A G. Brown was the second most important minister in the Labour government of 1964-1970, which like today's was conducting rigorous reviews of its spending priorities, trying to reform the House of Lords and beset by sudden, dramatic resignations.
There is much in the cabinet documents for 1968, released last week by the Public Record Office, to encourage the belief that history repeats itself. But the year in which George Brown's resignation was big news and students demonstrated against the war in Vietnam is a different age.
Funding council heads will boggle at the leverage exerted by Sir John Woolfenden, chairman of that era's Universities Grants Committee. In the summer of 1968, a cabinet committee, seeking further economies after the devaluation of the pound, suggested taking Pounds 6.5 million from the universities.
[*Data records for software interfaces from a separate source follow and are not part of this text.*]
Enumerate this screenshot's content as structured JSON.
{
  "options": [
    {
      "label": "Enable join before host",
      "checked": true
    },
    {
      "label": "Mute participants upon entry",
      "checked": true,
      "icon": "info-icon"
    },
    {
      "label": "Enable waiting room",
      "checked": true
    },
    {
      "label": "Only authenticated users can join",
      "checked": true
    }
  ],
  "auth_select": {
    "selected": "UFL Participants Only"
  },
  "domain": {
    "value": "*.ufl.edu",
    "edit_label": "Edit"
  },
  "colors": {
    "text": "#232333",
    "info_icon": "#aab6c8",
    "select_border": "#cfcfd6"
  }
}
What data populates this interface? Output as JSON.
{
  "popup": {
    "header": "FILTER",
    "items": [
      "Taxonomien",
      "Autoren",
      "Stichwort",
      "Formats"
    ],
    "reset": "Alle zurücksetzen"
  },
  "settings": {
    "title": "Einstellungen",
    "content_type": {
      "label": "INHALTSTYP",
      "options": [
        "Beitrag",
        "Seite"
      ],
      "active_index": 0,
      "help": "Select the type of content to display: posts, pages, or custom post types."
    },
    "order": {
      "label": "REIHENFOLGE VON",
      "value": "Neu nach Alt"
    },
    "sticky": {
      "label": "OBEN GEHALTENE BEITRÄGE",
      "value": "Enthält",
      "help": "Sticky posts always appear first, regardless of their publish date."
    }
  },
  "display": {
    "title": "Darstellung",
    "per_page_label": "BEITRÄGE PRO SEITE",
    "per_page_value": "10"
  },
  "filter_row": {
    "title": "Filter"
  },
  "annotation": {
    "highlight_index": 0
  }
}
The Treasury reported a "violent reaction" by Sir John, and in 24 hours the cut was down to Pounds 2.5 million.
Earlier in the year, the comprehensive post-devaluation spending review put education, along with every other department, under scrutiny. Deferring the raising of the school leaving age from 15 to 16 by two years upset many ministers - Lord Longford, Lord Privy Seal and Labour leader in the Lords, resigned.
The universities were cut, but only marginally. Patrick Gordon-Walker, in his few months as secretary of state for education before Edward Short replaced him, reported that "a new quinquennium agreement had recently been made and there would be strong criticism if this agreement were broken".
There was no such luck for students. They were due a cost-of-living increase in their grants in September 1968, aimed at restoring awards to 1961 levels. This was expected to up the maximum award from Pounds 340 to Pounds 435. Instead, this increase was halved, saving the Exchequer Pounds 4 million.
Postgraduate awards were also squeezed, with some cabinet members arguing that they were diverting "graduates who were needed in industry".
Popular memory locates 1968 as the epicentre of the decade's youth unrest, but there is little in the cabinet minutes to reflect this, with only two references in passing. In October home secretary Jim Callaghan was congratulated for police handling of a massive anti-Vietnam demonstration in Grosvenor Square.
The chiefs of staff, contemplating military involvement should public order break down seriously, were told: "It appears that an increased readiness to resort to violence has developed so essentially non-violent groups, such as students, can be misled or provoked into violence by deliberate manipulations by small numbers, by crowd hysteria or by misjudgment on the part of the authorities."
Peter Hennessy, professor of contemporary history at Queen Mary and Westfield College, said: "This is the first time the Public Record Office has produced documents showing the student element in security issues."